__Aim of the task__: Where does the word "JSON" appear in the entries below? Copy each line that holds it.

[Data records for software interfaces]
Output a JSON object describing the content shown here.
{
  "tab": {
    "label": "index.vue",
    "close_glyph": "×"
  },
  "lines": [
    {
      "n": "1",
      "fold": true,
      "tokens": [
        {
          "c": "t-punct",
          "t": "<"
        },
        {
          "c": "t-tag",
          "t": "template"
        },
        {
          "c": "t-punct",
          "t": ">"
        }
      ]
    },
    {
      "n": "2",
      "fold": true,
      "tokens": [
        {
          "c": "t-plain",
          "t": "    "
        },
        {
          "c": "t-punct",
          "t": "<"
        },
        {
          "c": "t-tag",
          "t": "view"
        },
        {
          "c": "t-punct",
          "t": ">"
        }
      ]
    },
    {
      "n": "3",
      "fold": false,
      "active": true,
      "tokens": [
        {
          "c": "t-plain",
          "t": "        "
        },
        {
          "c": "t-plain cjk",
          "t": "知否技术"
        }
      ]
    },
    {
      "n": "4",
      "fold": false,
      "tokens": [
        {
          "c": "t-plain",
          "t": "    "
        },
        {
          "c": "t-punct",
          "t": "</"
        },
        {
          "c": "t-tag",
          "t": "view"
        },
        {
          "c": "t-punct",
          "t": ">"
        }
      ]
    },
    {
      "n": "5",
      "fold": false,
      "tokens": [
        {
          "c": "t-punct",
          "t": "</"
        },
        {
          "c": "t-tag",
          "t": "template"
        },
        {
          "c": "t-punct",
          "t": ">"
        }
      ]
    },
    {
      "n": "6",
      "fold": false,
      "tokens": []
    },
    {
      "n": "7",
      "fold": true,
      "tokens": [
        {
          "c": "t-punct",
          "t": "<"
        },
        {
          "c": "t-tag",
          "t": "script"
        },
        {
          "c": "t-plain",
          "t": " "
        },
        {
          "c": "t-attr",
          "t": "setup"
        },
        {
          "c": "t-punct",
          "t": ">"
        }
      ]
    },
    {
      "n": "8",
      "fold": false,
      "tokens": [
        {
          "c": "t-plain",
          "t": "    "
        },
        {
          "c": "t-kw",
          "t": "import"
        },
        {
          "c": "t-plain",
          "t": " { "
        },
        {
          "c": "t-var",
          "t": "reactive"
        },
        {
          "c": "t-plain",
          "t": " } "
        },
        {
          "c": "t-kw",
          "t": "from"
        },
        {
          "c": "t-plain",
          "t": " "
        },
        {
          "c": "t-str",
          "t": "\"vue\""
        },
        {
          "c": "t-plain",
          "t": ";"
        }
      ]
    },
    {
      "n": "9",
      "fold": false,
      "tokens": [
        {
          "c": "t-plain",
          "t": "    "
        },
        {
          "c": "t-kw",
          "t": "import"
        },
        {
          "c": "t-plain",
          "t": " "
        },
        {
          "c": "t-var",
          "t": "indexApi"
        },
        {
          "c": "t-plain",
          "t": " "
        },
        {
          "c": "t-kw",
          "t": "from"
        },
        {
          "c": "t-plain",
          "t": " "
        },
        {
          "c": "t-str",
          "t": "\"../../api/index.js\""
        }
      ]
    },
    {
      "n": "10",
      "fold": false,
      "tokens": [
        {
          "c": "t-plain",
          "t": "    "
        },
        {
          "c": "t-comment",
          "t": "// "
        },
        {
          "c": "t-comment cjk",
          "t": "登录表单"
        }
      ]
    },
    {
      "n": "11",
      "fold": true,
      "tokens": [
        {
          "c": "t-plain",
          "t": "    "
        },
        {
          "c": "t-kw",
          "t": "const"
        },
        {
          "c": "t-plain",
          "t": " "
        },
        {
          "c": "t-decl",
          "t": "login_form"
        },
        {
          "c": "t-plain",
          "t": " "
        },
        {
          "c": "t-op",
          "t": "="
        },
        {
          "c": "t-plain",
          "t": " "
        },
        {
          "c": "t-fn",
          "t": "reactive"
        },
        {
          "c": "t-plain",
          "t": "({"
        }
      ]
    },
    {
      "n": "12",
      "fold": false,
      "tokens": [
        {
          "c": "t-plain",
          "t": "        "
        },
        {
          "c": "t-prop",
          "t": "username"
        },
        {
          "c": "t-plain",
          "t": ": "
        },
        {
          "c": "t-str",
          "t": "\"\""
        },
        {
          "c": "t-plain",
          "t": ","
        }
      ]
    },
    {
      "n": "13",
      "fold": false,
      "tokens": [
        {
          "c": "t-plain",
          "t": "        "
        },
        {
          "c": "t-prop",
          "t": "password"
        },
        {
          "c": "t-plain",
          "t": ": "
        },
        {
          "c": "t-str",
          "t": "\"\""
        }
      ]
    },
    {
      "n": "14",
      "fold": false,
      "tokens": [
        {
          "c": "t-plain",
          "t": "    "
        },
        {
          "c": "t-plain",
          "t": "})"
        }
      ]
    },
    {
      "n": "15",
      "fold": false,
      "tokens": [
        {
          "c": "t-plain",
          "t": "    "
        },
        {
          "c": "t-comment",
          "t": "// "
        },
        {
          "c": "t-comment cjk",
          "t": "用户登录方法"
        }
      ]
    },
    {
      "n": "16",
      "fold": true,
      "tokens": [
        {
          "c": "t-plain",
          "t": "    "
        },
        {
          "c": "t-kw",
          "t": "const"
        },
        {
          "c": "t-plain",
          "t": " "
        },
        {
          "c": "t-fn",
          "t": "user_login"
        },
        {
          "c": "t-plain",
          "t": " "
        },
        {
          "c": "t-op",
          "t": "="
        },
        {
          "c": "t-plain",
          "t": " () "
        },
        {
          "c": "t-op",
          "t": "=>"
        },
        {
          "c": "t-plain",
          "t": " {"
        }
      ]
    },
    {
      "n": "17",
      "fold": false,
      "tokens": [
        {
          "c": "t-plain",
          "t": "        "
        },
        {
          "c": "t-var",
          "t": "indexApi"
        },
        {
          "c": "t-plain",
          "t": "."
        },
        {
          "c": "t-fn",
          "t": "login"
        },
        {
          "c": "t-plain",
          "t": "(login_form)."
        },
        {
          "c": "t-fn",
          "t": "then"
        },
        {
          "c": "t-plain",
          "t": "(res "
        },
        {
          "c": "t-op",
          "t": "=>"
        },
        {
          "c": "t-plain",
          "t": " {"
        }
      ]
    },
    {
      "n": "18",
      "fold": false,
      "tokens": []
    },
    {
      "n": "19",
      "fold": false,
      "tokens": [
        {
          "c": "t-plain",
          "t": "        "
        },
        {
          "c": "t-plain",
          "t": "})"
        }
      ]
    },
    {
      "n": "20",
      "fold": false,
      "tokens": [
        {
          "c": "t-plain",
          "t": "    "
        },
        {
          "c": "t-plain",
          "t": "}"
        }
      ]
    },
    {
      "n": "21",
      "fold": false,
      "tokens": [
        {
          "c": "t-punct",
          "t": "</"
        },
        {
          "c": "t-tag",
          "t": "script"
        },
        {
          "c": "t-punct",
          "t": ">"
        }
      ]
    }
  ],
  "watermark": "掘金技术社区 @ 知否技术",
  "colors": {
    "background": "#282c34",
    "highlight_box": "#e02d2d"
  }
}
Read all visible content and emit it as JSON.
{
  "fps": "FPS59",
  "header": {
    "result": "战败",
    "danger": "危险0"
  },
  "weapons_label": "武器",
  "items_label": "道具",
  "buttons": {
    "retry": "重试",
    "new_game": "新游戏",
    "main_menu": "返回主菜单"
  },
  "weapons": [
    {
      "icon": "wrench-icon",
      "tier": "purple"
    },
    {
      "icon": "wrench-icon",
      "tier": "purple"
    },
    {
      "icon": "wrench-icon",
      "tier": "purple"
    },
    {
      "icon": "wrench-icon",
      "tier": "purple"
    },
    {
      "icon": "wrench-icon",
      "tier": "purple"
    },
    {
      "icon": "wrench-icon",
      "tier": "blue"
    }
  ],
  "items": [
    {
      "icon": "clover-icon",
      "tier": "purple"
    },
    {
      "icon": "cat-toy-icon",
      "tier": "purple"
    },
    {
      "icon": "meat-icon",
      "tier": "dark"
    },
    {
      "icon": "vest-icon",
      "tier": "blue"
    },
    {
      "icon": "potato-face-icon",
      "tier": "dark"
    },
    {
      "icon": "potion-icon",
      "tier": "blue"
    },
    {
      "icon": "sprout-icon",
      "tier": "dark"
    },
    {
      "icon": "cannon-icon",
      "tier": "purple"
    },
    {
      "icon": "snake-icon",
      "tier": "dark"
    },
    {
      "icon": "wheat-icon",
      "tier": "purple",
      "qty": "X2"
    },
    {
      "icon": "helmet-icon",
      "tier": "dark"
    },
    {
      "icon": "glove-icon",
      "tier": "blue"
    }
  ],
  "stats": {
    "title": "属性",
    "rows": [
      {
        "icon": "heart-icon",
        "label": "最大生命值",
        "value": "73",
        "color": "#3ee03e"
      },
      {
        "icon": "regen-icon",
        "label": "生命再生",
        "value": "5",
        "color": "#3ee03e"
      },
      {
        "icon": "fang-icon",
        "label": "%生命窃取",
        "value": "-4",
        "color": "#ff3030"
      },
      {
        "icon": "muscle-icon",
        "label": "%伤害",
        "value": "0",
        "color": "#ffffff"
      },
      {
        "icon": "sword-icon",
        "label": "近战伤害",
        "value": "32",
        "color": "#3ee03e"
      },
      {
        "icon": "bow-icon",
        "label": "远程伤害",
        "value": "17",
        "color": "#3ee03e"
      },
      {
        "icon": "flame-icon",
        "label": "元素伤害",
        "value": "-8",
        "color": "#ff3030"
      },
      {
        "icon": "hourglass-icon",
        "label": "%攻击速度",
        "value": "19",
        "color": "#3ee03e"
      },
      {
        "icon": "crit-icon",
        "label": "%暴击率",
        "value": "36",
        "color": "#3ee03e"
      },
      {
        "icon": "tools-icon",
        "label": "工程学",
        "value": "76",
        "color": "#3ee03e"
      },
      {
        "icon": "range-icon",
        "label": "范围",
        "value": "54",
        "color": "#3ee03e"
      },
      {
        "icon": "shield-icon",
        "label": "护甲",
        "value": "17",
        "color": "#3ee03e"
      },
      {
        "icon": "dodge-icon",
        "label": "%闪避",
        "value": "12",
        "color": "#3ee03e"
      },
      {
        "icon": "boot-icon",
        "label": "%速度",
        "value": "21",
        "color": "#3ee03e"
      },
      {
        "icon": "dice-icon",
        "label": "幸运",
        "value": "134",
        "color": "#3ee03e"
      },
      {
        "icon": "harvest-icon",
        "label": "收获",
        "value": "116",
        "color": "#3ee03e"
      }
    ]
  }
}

__Worked solution__:
Output a JSON object describing the content shown here.
Read all visible content and emit it as JSON.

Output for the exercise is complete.